WASHINGTON (Reuters) - Five former employees of the U.S. defense contractor Blackwater Worldwide were indicted on Friday, including its former president Gary Jackson, on several weapons charges and making false statements.
They were accused of skirting federal firearms laws and misrepresenting the weapons they were buying and the identities of the purchasers. This included a case in which weapons were given to Jordanian officials in hopes of winning their business, while it was stated they were bought by employees.
Also charged in the 15-count indictment were the company’s former general counsel Andrew Howell, former executive vice president William Mathews, former vice president of logistics and procurement Ana Bundy, and former armorer Ronald Slezak.

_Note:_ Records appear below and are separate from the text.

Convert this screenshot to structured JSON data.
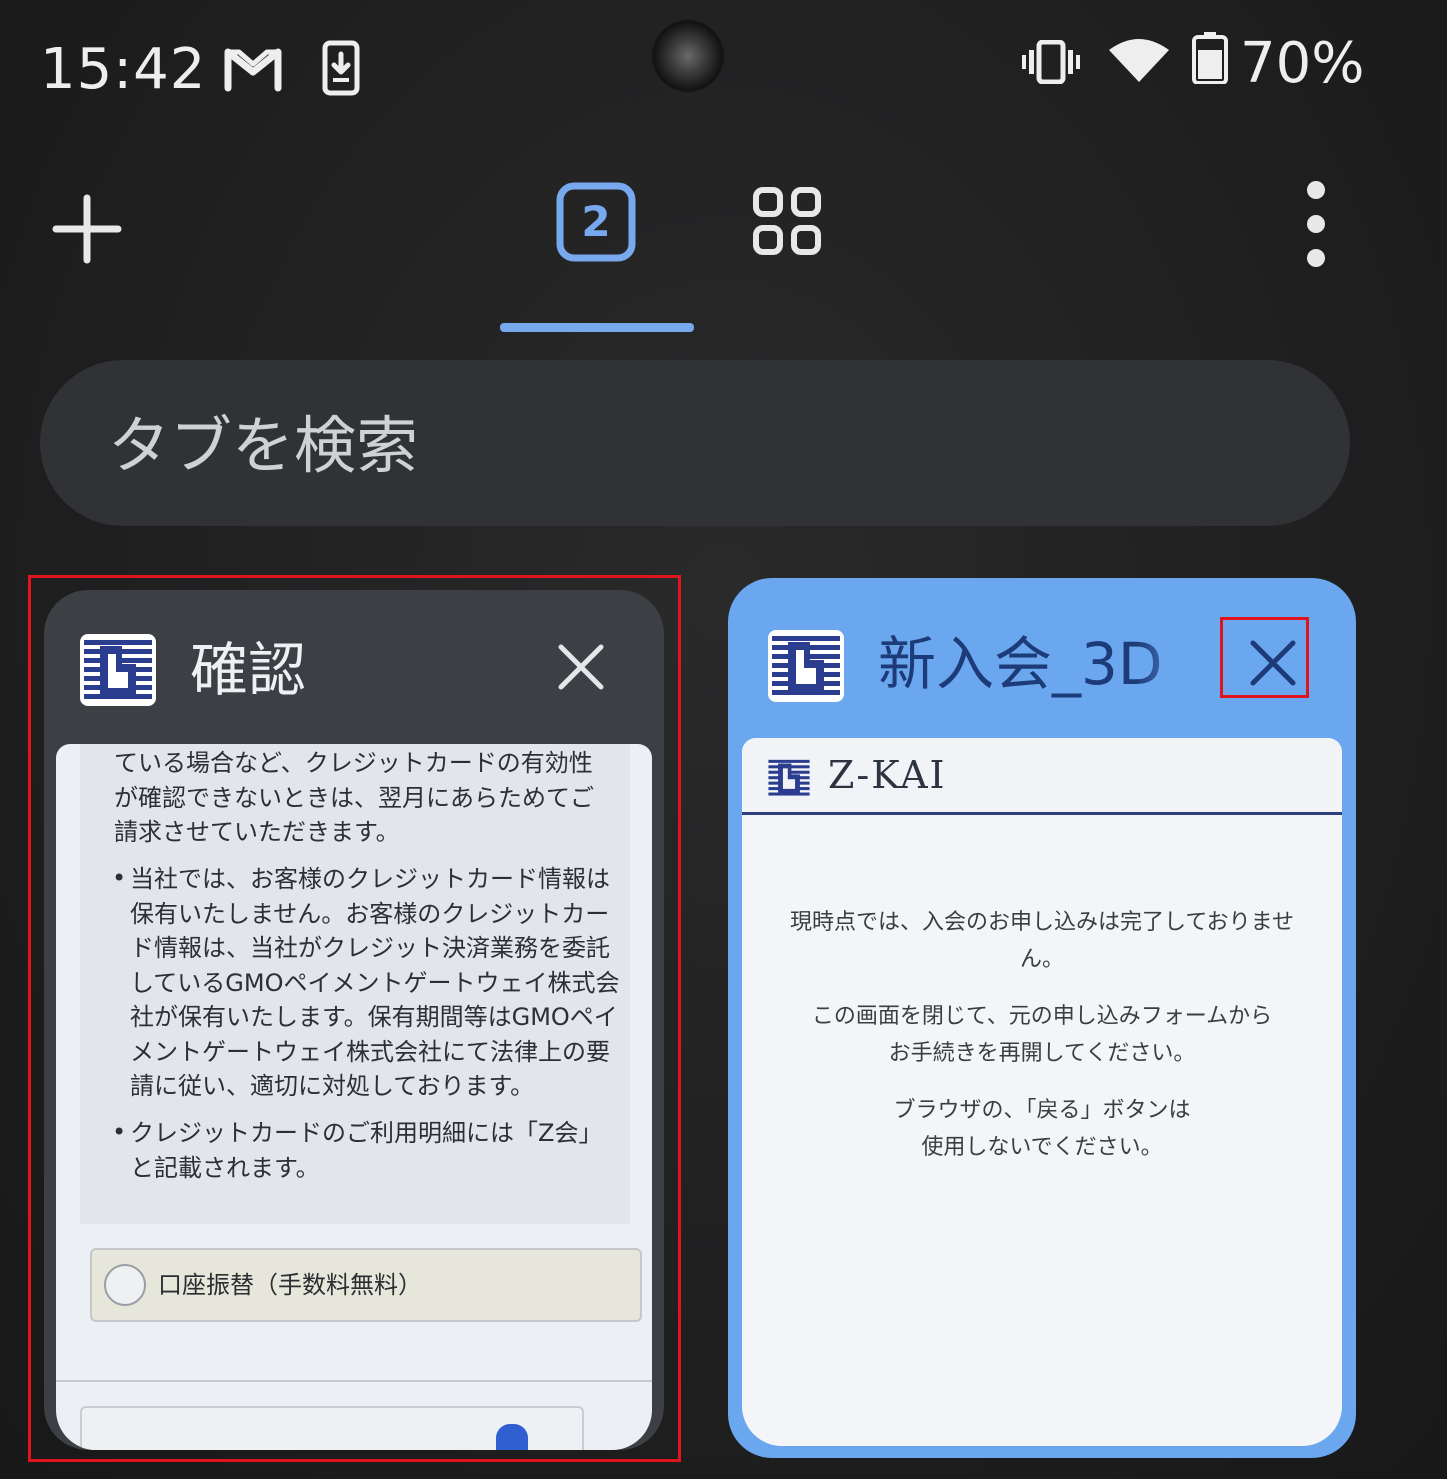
{
  "status_bar": {
    "time": "15:42",
    "battery_percent": "70%",
    "icons": [
      "gmail-icon",
      "download-icon",
      "vibrate-icon",
      "wifi-icon",
      "battery-icon"
    ]
  },
  "toolbar": {
    "tab_count": "2",
    "new_tab_icon": "plus-icon",
    "tab_groups_icon": "grid-icon",
    "menu_icon": "more-vert-icon",
    "accent_color": "#78a8ee"
  },
  "search": {
    "placeholder": "タブを検索"
  },
  "tabs": [
    {
      "title": "確認",
      "favicon": "zkai-logo-icon",
      "selected": false,
      "thumbnail": {
        "lines_block1": [
          "ている場合など、クレジットカードの有効性",
          "が確認できないときは、翌月にあらためてご",
          "請求させていただきます。"
        ],
        "lines_block2": [
          "当社では、お客様のクレジットカード情報は",
          "保有いたしません。お客様のクレジットカー",
          "ド情報は、当社がクレジット決済業務を委託",
          "しているGMOペイメントゲートウェイ株式会",
          "社が保有いたします。保有期間等はGMOペイ",
          "メントゲートウェイ株式会社にて法律上の要",
          "請に従い、適切に対処しております。"
        ],
        "lines_block3": [
          "クレジットカードのご利用明細には「Z会」",
          "と記載されます。"
        ],
        "radio_label": "口座振替（手数料無料）"
      }
    },
    {
      "title": "新入会_3D",
      "favicon": "zkai-logo-icon",
      "selected": true,
      "card_color": "#6aa7ef",
      "thumbnail": {
        "brand": "Z-KAI",
        "notice_lines": [
          "現時点では、入会のお申し込みは完了しておりませ",
          "ん。",
          "",
          "この画面を閉じて、元の申し込みフォームから",
          "お手続きを再開してください。",
          "",
          "ブラウザの、「戻る」ボタンは",
          "使用しないでください。"
        ]
      }
    }
  ]
}
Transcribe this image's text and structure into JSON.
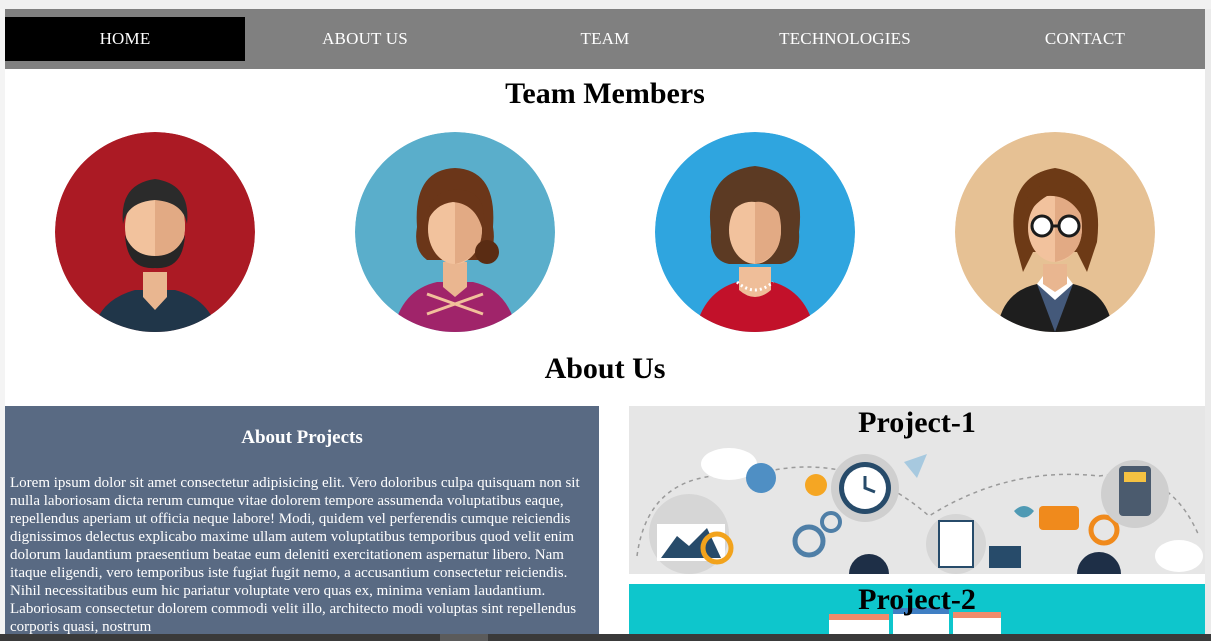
{
  "nav": {
    "items": [
      {
        "label": "HOME"
      },
      {
        "label": "ABOUT US"
      },
      {
        "label": "TEAM"
      },
      {
        "label": "TECHNOLOGIES"
      },
      {
        "label": "CONTACT"
      }
    ],
    "active": "HOME",
    "colors": {
      "bar": "#808080",
      "active": "#000000",
      "text": "#ffffff"
    }
  },
  "team": {
    "title": "Team Members",
    "members": [
      {
        "icon": "bearded-man-avatar",
        "bg": "#ab1a24"
      },
      {
        "icon": "woman-ponytail-avatar",
        "bg": "#5aaecb"
      },
      {
        "icon": "woman-curly-hair-avatar",
        "bg": "#2fa5df"
      },
      {
        "icon": "woman-glasses-avatar",
        "bg": "#e6c194"
      }
    ]
  },
  "about": {
    "title": "About Us",
    "panel_title": "About Projects",
    "panel_text": "Lorem ipsum dolor sit amet consectetur adipisicing elit. Vero doloribus culpa quisquam non sit nulla laboriosam dicta rerum cumque vitae dolorem tempore assumenda voluptatibus eaque, repellendus aperiam ut officia neque labore! Modi, quidem vel perferendis cumque reiciendis dignissimos delectus explicabo maxime ullam autem voluptatibus temporibus quod velit enim dolorum laudantium praesentium beatae eum deleniti exercitationem aspernatur libero. Nam itaque eligendi, vero temporibus iste fugiat fugit nemo, a accusantium consectetur reiciendis. Nihil necessitatibus eum hic pariatur voluptate vero quas ex, minima veniam laudantium. Laboriosam consectetur dolorem commodi velit illo, architecto modi voluptas sint repellendus corporis quasi, nostrum",
    "panel_bg": "#596a83"
  },
  "projects": [
    {
      "title": "Project-1",
      "icon": "business-icons-illustration",
      "bg": "#e6e6e6"
    },
    {
      "title": "Project-2",
      "icon": "web-windows-illustration",
      "bg": "#0ec6cc"
    }
  ]
}
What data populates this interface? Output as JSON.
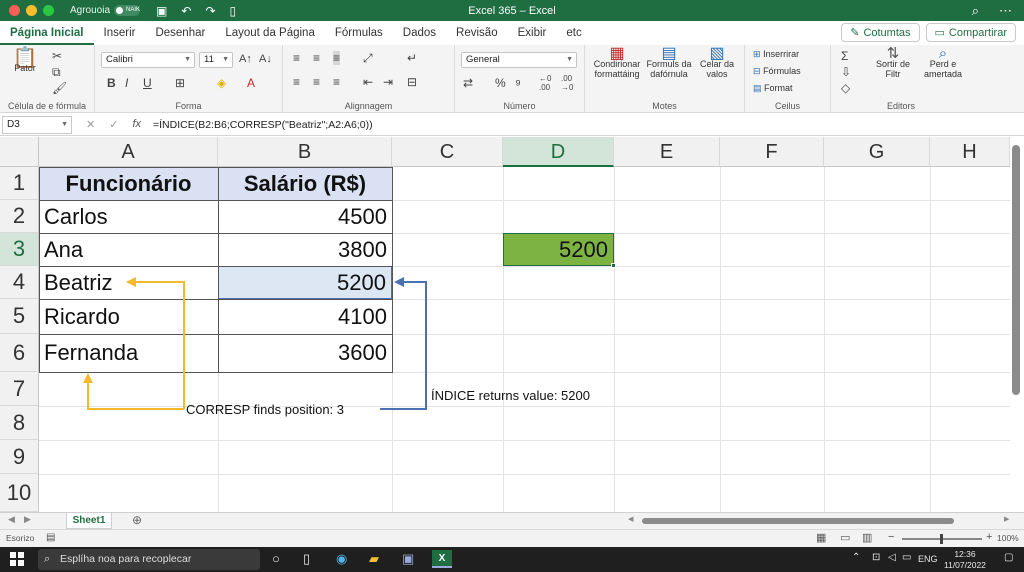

Blackwater, which has changed its name to Xe Services, has faced intense scrutiny for its security work in Iraq and Afghanistan. Some of its guards were accused of wrongly killing Iraqi civilians in 2007 while protecting U.S. diplomats there.
In the Jordanian case, King Abdullah visited Blackwater’s training facility in North Carolina as the company tried to win a lucrative contract for building and running a training center, according to prosecutors and the indictment.
He and his entourage were presented with five firearms as gifts “to gain favor,” the indictment said.
When the company could not account for the weapons, Jackson allegedly directed employees to fill out the necessary forms to show that Blackwater employees had bought the guns for their own use.
The Justice Department said that there was no wrongdoing by the Jordanian government or its officials and said the country provided assistance in the investigation.
The group also was accused of amassing some 227 short barrels for M4 rifles for their work in Afghanistan and Iraq but U.S. law limits such weapons. Prosecutors said the group allegedly arranged straw purchases to evade detection.
It was not immediately clear whether the five individuals had retained lawyers.
A spokesman for Xe Services said it was aware of the charges and that the company has fully cooperated with the Justice Department’s investigation.
“Given the pending criminal charges, the company will not comment further,” said Mark Corallo, the spokesman for the company.
Reporting by Jeremy Pelofsky and James Vicini; Editing by Doina Chiacu and Eric Walsh